We do understand their can be many barriers to exercise including knowing where to start without it hurting and time. We have a ton of resources on our website to help with that in our Educational Resources.
We hope this leaves you inspired to help us grow that 25% of the population to a much higher number of people getting their recommended exercise and the magic pill effects from it!
– Healing Motion Team
1. Bull FC, Al-Ansari SS, Biddle S, et al. World Health Organization 2020 guidelines on physical activity and sedentary behaviour. British Journal of Sports Medicine 2020;54:1451-1462.
2. Ahmad FB, Cisewski JA, Anderson RN. Provisional Mortality Data — United States, 2021. MMWR Morb Mortal Wkly Rep 2022;71:597-600. DOI: http://dx.doi.org/10.15585/mmwr.mm7117e1external icon. Date Accessed 09/28/2022.

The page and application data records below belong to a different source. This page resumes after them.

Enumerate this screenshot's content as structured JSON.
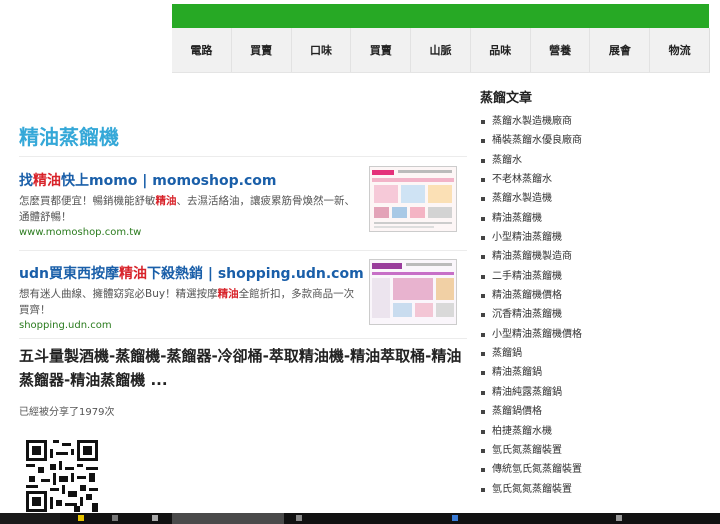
{
  "nav": {
    "items": [
      "電路",
      "買賣",
      "口味",
      "買賣",
      "山脈",
      "品味",
      "營養",
      "展會",
      "物流"
    ]
  },
  "main": {
    "title": "精油蒸餾機",
    "ads": [
      {
        "title_pre": "找",
        "title_hl": "精油",
        "title_post": "快上momo | momoshop.com",
        "desc_pre": "怎麼買都便宜！暢銷機能舒敏",
        "desc_hl": "精油",
        "desc_post": "、去濕活絡油，讓疲累筋骨煥然一新、通體舒暢！",
        "url": "www.momoshop.com.tw"
      },
      {
        "title_pre": "udn買東西按摩",
        "title_hl": "精油",
        "title_post": "下殺熱銷 | shopping.udn.com",
        "desc_pre": "想有迷人曲線、擁體窈窕必Buy！精選按摩",
        "desc_hl": "精油",
        "desc_post": "全館折扣，多款商品一次買齊！",
        "url": "shopping.udn.com"
      }
    ],
    "article_title": "五斗量製酒機-蒸餾機-蒸餾器-冷卻桶-萃取精油機-精油萃取桶-精油蒸餾器-精油蒸餾機 ...",
    "share_text": "已經被分享了1979次"
  },
  "sidebar": {
    "heading": "蒸餾文章",
    "items": [
      "蒸餾水製造機廠商",
      "桶裝蒸餾水優良廠商",
      "蒸餾水",
      "不老林蒸餾水",
      "蒸餾水製造機",
      "精油蒸餾機",
      "小型精油蒸餾機",
      "精油蒸餾機製造商",
      "二手精油蒸餾機",
      "精油蒸餾機價格",
      "沉香精油蒸餾機",
      "小型精油蒸餾機價格",
      "蒸餾鍋",
      "精油蒸餾鍋",
      "精油純露蒸餾鍋",
      "蒸餾鍋價格",
      "柏捷蒸餾水機",
      "氫氏氮蒸餾裝置",
      "傳統氫氏氮蒸餾裝置",
      "氫氏氮氮蒸餾裝置"
    ]
  },
  "colors": {
    "topbar": "#27a925",
    "title_blue": "#35a8d8",
    "link_blue": "#1a5fa9",
    "highlight_red": "#d8232a",
    "url_green": "#2a7b1d"
  }
}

3. Tan, L., Cicuttini, F.M., Fairley, J. et al. Does aerobic exercise effect pain sensitisation in individuals with musculoskeletal pain? A systematic review. BMC Musculoskelet Disord23, 113 (2022). https://doi.org/10.1186/s12891-022-05047-9
4. Knutzen KM, Pendergrast BA, Lindsey B, Brilla LR. The effect of high resistance weight training on reported pain in older adults. J Sports Sci Med. 2007 Dec 1;6(4):455-60. PMID: 24149478; PMCID: PMC3794485.
5. Smith PJ, Merwin RM. The Role of Exercise in Management of Mental Health Disorders: An Integrative Review. Annu Rev Med. 2021 Jan 27;72:45-62. doi: 10.1146/annurev-med-060619-022943. Epub 2020 Nov 30. PMID: 33256493; PMCID: PMC8020774.
6. A report of the surgeon general: physical activity and health – the link between physical activity and morbidity and mortality. US Department of Health and Human Services.
7. Zhao M, Veeranki SP, Magnussen SG, Xi B. Recommended physical activity and all cause and cause specific mortality in US adults: prospective cohort study. BMJ. 2020;370:m2031. doi: https://doi.org/10.1136/bmj.m2031.